----- DATA -----

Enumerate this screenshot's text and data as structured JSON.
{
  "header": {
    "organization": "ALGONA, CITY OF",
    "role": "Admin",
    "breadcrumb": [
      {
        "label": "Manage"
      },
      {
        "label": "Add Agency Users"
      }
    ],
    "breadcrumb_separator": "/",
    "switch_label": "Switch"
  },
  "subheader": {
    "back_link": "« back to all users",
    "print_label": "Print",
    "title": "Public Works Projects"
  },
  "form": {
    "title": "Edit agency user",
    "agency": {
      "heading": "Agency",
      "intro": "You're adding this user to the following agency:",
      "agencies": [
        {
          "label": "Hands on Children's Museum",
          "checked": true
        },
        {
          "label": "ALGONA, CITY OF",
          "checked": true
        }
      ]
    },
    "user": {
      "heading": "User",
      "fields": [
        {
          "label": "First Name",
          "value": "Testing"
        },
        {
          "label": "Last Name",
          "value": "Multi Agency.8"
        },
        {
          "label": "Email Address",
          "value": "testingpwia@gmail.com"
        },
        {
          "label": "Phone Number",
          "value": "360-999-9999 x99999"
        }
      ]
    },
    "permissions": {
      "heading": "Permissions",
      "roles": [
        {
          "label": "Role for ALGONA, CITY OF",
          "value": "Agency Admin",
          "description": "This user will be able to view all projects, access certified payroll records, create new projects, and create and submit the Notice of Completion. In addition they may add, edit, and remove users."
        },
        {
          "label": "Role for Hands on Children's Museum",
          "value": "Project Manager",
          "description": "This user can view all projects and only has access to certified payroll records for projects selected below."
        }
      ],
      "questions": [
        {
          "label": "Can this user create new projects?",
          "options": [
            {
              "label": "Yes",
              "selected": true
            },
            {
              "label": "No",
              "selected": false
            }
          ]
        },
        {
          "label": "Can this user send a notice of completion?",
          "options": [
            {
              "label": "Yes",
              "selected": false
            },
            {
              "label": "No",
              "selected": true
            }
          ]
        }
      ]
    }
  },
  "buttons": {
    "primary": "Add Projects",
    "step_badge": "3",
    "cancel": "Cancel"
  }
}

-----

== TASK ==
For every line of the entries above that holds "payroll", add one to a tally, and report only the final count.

== ANSWER AREA ==
2